Although Ackerman regards the constitutionality of the 1964 Act as the proposal, he also seems to suggest that the proposal includes the Voting Rights Act, which passes after the triggering election, in 1965. (p. 1774). Perhaps he means that the proposal is whether the Constitution should be amended so that Congress could pass acts like the Civil Rights and Voting Rights Acts. What is perhaps more important is that his conception of the proposal– and thus the meaning of the Civil Rights Revolution– does not include many things that we normally associate with it. It does not include the Great Society (including New Property ideas of welfare entitlements), the Warren Court's criminal procedure revolution (including decisions like Miranda and Mapp v. Ohio) and the Court's revolution in First Amendment jurisprudence, in the areas of freedom of speech, freedom of religion and the establishment clause. This narrow definition of the Civil Rights Revolution is important to Ackerman's model, and I will return to it later.
In Ackerman’s new schema, the 1968 election is the ratifying election that demonstrates popular support for the Civil Rights Revolution. (pp. 1783-84) It also demonstrates popular support for Brown v. Board of Education. That might seem strange in two respects. First, the election was about Vietnam as much as it was about Civil Rights. Second the Republican, Richard Nixon, and not the liberal Democrat, Hubert Humphrey, won that election. Hubert Humphrey had supported civil rights throughout his political career. Few Democratic politicians were more identified with this particular cause. In 1968 Richard Nixon ran against busing, against the Warren Court's criminal procedure revolution, and for "law and order."
So how can this be a ratifying election for the Civil Rights Revolution? I'll offer the answer in tomorrow's installment.

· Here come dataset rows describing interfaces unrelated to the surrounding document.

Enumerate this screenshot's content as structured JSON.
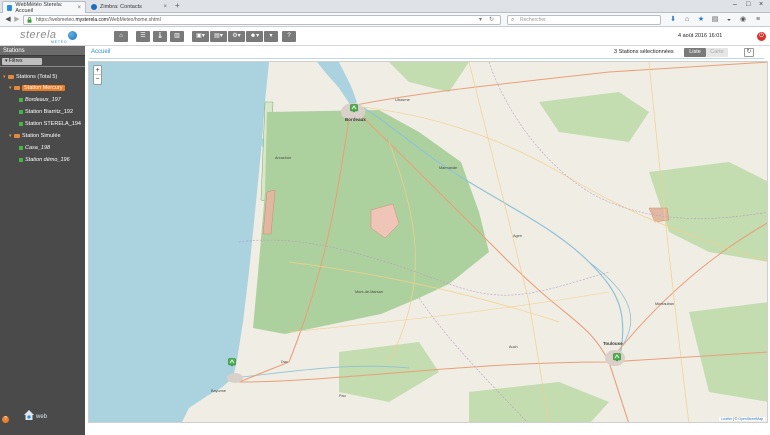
{
  "browser": {
    "tabs": [
      {
        "label": "WebMétéo Sterela: Accueil",
        "active": true
      },
      {
        "label": "Zimbra: Contacts",
        "active": false
      }
    ],
    "url_prefix": "https://webmeteo.",
    "url_host": "mysterela.com",
    "url_path": "/WebMeteo/home.xhtml",
    "search_placeholder": "Rechercher"
  },
  "app": {
    "logo_text": "sterela",
    "logo_sub": "MÉTÉO",
    "datetime": "4 août 2016 16:01"
  },
  "sidebar": {
    "title": "Stations",
    "filter_label": "Filtres",
    "root": "Stations (Total 5)",
    "groups": [
      {
        "label": "Station Mercury",
        "highlighted": true,
        "items": [
          "Bordeaux_197",
          "Station Biarritz_192",
          "Station STERELA_194"
        ],
        "italic": [
          true,
          false,
          false
        ]
      },
      {
        "label": "Station Simulée",
        "highlighted": false,
        "items": [
          "Casa_198",
          "Station démo_196"
        ],
        "italic": [
          true,
          true
        ]
      }
    ],
    "footer_logo": "web"
  },
  "main": {
    "breadcrumb": "Accueil",
    "selection_text": "3 Stations sélectionnées",
    "view_list": "Liste",
    "view_map": "Carte",
    "zoom_in": "+",
    "zoom_out": "−",
    "attribution_leaflet": "Leaflet",
    "attribution_sep": " | © ",
    "attribution_osm": "OpenStreetMap"
  },
  "map_places": [
    {
      "name": "Bordeaux",
      "cls": "city"
    },
    {
      "name": "Mont-de-Marsan",
      "cls": ""
    },
    {
      "name": "Toulouse",
      "cls": "city"
    },
    {
      "name": "Bayonne",
      "cls": ""
    },
    {
      "name": "Agen",
      "cls": ""
    },
    {
      "name": "Arcachon",
      "cls": ""
    },
    {
      "name": "Pau",
      "cls": ""
    },
    {
      "name": "Auch",
      "cls": ""
    },
    {
      "name": "Montauban",
      "cls": ""
    },
    {
      "name": "Libourne",
      "cls": ""
    },
    {
      "name": "Marmande",
      "cls": ""
    },
    {
      "name": "Dax",
      "cls": ""
    }
  ],
  "colors": {
    "accent": "#e87b26",
    "sidebar": "#4a4a4a",
    "sea": "#aad3df",
    "forest": "#add19e",
    "land": "#f2efe9",
    "station_marker": "#49b34a"
  }
}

Posted
by JB [link]
What about the nearly-forgotten Civil Rights Act of 1957? It was not as sweeping as the 1964 bill, but Sen. LBJ managed to break the Southern filibuster threat to get the first civil rights bill enacted since Reconstruction, paving the way for what followed. Maybe the 1957 and 1964 bills can be viewed as two parts of a slowly unfolding but singular event, solving the problem of the excessive time that elapsed after Brown's claimed trigger.

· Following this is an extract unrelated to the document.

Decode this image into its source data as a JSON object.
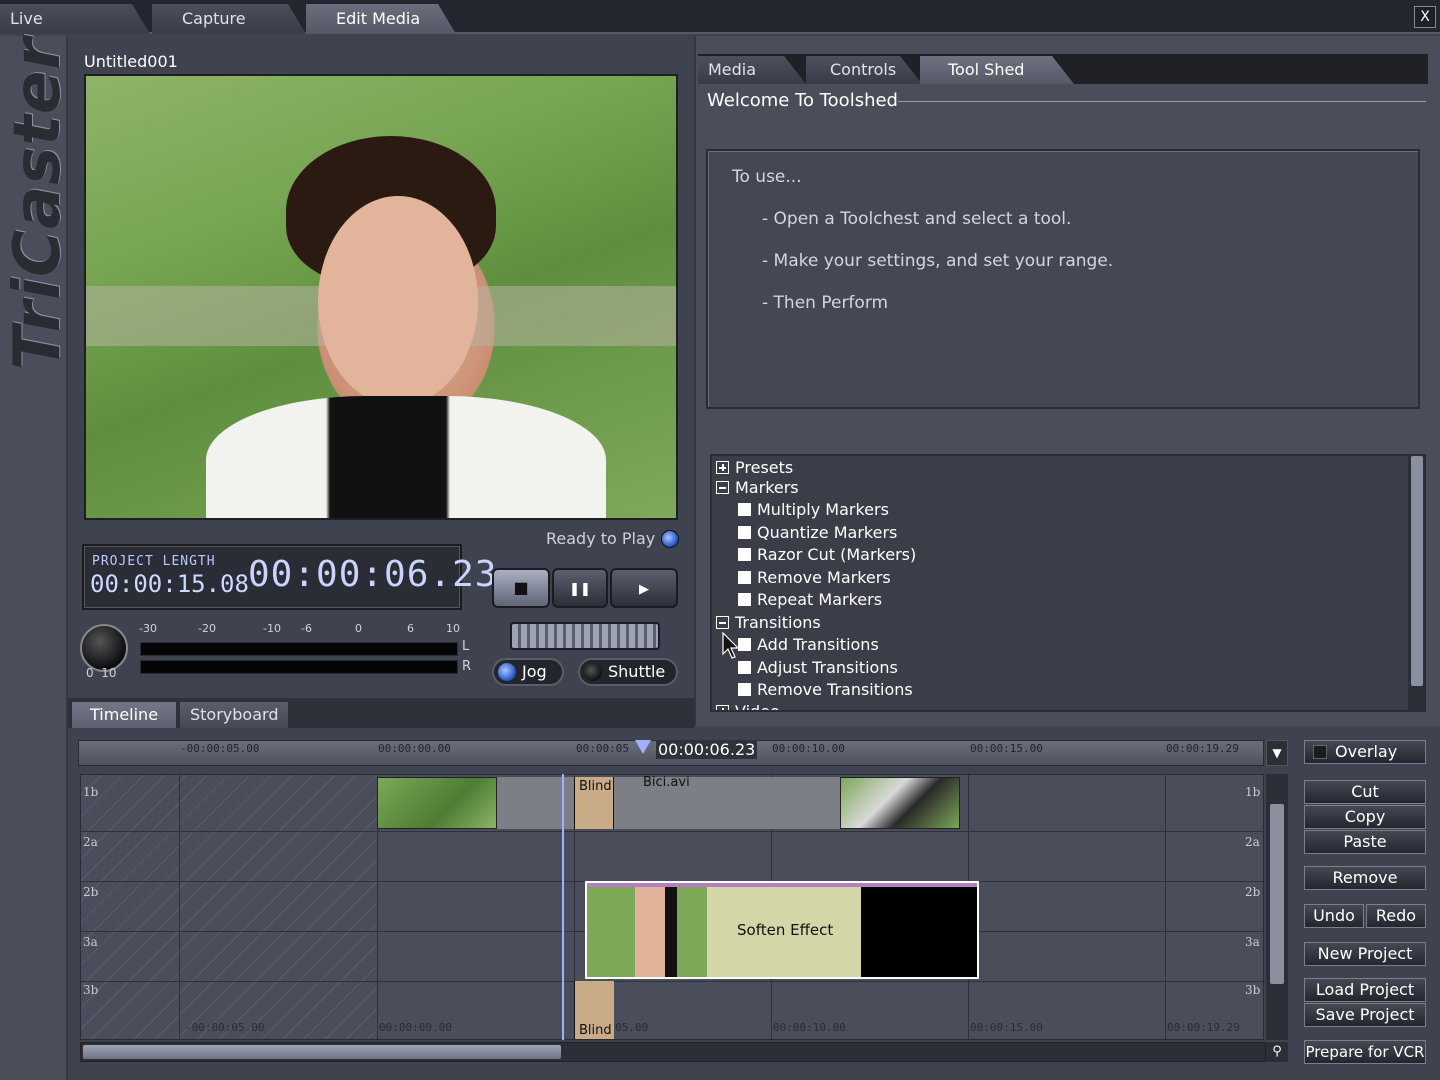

I may be anticipating future posts, but having just read Ackerman's article, a major point he makes, over and above the issue of the validity of his model with respect to the civil rights revolution, is that he upholds the separation of powers as the key to the virtues and effectiveness of our government. I wonder how he would react to Edward Rubin's critique of the notion or metaphor of the separation of powers and the tripartite structure of government in his book Beyond Camelot. Rubin trashes the whole metaphor as unproductive and misleading in the effort to accurately describe the nature of modern government. In its place he suggests the metaphor of a network of interacting agents as a metaphor with less historical baggage that just does not apply to the modern world. His suggestions would require a major reconceptualization of what our government is. How would this affect Ackerman's argument?